Work to be completed: Copy every line in the records below that contains the word "color".

Material for this task:
━━━━━━━━━━━━━━━━━━━━

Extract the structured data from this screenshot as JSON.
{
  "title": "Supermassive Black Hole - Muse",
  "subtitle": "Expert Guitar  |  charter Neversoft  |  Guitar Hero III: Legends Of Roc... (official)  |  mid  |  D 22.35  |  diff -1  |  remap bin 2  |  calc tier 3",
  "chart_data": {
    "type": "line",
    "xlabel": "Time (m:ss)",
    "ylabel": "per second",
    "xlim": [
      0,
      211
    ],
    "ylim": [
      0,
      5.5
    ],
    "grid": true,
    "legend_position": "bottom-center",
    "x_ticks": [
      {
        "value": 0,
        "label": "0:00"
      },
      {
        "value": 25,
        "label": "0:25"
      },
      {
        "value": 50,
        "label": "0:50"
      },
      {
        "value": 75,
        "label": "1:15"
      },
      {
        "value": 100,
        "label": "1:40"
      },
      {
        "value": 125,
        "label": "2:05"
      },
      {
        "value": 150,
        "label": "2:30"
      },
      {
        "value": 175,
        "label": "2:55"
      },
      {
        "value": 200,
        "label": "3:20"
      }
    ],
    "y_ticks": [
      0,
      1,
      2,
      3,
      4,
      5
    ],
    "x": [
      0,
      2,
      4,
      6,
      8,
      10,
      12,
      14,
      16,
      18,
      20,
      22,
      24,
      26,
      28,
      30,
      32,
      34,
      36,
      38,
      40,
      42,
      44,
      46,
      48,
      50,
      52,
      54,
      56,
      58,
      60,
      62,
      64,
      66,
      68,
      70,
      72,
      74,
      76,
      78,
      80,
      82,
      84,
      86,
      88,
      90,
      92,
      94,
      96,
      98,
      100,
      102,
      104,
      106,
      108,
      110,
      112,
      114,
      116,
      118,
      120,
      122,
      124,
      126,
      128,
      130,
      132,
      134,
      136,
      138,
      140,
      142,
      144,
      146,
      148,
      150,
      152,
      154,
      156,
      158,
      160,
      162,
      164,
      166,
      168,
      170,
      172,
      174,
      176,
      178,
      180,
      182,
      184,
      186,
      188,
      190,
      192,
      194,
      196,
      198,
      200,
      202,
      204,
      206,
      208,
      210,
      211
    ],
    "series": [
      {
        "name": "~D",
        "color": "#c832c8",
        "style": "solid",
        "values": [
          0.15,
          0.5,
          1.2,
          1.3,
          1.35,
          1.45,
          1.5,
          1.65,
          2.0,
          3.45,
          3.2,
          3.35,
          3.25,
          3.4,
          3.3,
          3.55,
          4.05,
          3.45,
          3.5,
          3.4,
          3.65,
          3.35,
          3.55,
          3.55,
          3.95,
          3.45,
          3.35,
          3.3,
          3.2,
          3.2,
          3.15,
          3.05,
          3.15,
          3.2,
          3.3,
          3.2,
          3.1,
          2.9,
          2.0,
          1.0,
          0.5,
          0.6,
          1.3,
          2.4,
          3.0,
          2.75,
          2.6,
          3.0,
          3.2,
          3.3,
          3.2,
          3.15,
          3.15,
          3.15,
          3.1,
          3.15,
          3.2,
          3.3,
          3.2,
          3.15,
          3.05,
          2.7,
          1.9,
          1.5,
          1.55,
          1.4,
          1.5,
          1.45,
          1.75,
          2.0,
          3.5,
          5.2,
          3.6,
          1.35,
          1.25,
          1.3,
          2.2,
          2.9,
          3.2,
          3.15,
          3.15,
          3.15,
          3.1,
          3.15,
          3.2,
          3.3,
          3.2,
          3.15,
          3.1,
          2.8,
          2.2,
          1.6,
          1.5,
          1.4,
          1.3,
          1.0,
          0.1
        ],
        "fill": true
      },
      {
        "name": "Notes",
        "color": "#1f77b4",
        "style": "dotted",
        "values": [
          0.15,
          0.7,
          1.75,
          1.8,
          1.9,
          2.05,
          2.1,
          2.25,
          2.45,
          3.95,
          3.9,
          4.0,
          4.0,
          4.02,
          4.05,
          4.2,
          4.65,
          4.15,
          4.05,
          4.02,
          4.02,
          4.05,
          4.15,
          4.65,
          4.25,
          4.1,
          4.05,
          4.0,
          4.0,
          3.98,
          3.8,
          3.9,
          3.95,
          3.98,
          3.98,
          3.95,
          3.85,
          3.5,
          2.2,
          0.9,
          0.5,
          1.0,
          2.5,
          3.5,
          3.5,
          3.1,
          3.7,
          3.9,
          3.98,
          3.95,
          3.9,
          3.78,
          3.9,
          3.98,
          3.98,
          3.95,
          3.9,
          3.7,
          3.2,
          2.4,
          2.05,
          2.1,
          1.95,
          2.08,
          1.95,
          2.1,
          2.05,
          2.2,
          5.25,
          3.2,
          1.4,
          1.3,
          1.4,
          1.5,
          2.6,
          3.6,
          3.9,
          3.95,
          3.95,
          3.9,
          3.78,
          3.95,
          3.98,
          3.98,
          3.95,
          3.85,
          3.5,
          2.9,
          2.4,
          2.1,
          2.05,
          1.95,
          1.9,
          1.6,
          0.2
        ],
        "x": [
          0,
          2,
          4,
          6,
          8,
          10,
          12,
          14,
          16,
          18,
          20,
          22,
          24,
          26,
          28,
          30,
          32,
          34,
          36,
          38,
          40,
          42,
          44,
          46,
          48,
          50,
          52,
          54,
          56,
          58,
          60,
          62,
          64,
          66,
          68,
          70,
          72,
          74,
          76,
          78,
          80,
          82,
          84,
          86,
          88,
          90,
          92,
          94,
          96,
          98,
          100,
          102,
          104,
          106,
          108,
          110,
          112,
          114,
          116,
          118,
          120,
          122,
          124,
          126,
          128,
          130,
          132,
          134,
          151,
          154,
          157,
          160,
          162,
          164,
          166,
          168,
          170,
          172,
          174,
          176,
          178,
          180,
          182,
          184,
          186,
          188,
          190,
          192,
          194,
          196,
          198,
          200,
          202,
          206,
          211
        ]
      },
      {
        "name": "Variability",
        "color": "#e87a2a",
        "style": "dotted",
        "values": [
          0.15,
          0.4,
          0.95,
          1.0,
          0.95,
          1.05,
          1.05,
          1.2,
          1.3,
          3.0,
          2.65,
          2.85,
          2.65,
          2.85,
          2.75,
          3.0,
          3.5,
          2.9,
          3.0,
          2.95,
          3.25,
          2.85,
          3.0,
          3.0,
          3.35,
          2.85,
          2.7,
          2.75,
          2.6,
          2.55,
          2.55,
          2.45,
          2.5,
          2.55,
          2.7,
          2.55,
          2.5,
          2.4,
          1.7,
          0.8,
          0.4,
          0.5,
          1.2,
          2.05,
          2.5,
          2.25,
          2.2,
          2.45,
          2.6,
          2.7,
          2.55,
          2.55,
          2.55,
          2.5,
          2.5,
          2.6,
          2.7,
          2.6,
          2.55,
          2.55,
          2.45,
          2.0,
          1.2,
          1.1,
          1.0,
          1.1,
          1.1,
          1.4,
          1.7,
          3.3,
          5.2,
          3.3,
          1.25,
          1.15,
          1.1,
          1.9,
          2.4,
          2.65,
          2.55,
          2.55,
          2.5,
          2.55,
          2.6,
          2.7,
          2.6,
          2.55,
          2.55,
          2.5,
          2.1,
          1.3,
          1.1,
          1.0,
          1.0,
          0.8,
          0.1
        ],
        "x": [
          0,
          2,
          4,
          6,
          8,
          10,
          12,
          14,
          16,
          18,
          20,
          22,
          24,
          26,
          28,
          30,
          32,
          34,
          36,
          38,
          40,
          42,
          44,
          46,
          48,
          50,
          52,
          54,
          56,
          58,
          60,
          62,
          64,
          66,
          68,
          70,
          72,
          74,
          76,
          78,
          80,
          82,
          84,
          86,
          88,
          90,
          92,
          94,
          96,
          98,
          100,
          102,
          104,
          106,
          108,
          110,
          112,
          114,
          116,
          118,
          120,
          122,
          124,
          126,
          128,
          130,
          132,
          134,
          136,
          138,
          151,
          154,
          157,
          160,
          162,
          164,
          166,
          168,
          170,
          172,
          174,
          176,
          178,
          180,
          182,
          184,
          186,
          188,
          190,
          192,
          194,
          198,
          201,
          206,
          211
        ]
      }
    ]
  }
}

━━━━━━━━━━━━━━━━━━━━

Your solution:
        "color": "#c832c8",
        "color": "#1f77b4",
        "color": "#e87a2a",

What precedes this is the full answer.